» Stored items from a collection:
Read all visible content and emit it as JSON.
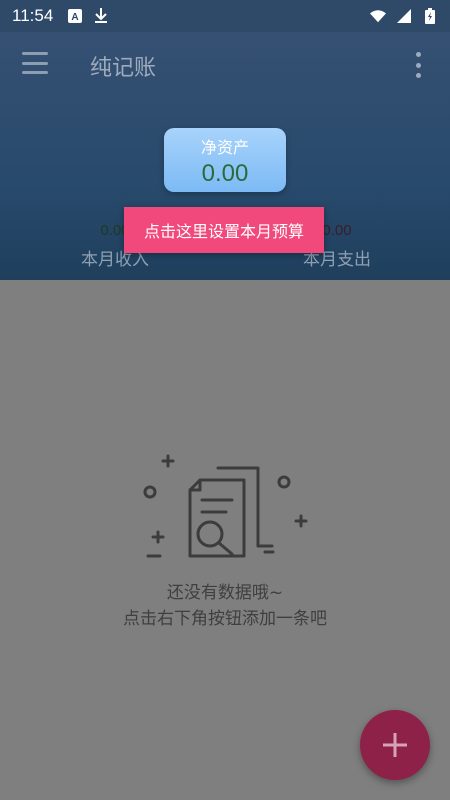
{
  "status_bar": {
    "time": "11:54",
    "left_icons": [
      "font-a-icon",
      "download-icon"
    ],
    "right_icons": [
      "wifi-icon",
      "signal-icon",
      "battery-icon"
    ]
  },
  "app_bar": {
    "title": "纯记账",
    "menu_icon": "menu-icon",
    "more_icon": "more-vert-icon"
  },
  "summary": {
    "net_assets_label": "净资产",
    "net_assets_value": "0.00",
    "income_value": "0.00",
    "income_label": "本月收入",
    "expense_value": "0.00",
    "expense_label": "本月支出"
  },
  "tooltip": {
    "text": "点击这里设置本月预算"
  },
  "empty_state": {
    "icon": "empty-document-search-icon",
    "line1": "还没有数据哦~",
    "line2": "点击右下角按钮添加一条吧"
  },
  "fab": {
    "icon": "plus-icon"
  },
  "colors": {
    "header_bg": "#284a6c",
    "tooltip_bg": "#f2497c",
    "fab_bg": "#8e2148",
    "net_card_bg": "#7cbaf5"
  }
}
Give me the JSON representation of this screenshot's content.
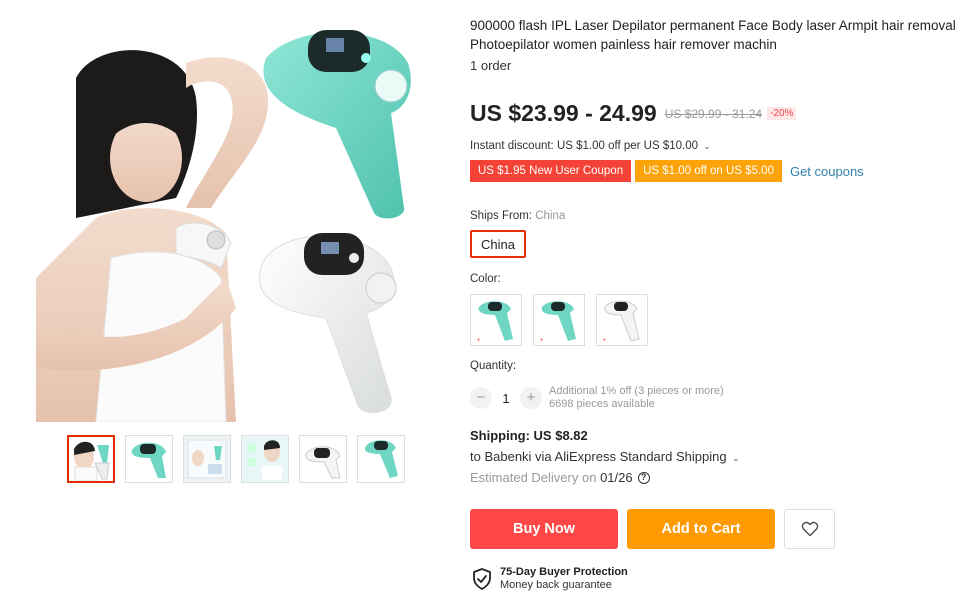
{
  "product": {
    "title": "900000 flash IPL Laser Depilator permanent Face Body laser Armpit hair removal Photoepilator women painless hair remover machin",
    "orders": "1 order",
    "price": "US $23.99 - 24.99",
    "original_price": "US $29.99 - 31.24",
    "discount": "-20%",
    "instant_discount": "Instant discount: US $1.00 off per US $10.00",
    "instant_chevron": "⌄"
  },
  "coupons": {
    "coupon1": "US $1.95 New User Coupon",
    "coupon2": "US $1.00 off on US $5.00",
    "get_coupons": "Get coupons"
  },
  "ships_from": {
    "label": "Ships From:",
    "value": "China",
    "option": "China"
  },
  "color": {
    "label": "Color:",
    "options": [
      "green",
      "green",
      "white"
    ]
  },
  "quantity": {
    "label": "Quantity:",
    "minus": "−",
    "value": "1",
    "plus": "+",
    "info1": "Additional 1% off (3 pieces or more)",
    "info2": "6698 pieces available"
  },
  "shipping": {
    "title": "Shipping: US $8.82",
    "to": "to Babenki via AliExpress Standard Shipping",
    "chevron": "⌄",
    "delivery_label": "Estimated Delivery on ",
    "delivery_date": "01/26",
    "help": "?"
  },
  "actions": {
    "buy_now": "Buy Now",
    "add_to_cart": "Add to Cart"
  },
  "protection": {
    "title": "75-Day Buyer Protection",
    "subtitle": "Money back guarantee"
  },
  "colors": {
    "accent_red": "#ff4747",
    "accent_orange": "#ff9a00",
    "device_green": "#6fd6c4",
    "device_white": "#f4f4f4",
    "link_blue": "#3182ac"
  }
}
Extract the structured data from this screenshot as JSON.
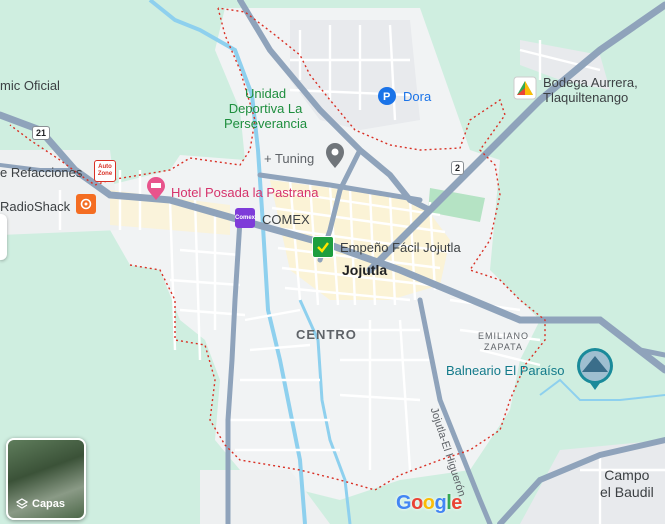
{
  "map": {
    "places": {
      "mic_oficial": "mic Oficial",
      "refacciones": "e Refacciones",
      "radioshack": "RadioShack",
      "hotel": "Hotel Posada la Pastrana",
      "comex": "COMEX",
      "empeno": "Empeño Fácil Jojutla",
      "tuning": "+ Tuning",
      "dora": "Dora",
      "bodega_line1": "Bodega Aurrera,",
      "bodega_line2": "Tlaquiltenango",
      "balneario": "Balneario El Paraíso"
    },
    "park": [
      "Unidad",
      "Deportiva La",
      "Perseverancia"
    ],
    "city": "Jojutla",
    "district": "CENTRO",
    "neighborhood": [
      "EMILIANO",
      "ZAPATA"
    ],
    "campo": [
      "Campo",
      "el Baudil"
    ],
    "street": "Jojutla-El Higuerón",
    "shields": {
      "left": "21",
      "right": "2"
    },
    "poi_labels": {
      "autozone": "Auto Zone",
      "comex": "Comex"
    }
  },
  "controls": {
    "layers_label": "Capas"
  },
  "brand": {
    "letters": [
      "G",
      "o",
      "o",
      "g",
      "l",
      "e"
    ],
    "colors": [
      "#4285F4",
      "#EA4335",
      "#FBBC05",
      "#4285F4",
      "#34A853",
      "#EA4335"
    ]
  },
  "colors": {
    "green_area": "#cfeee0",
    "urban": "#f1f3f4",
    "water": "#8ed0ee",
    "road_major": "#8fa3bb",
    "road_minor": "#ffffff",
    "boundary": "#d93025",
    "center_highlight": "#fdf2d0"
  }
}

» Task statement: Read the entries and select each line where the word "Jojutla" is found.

» Result below:
      "empeno": "Empeño Fácil Jojutla",
    "city": "Jojutla",
    "street": "Jojutla-El Higuerón",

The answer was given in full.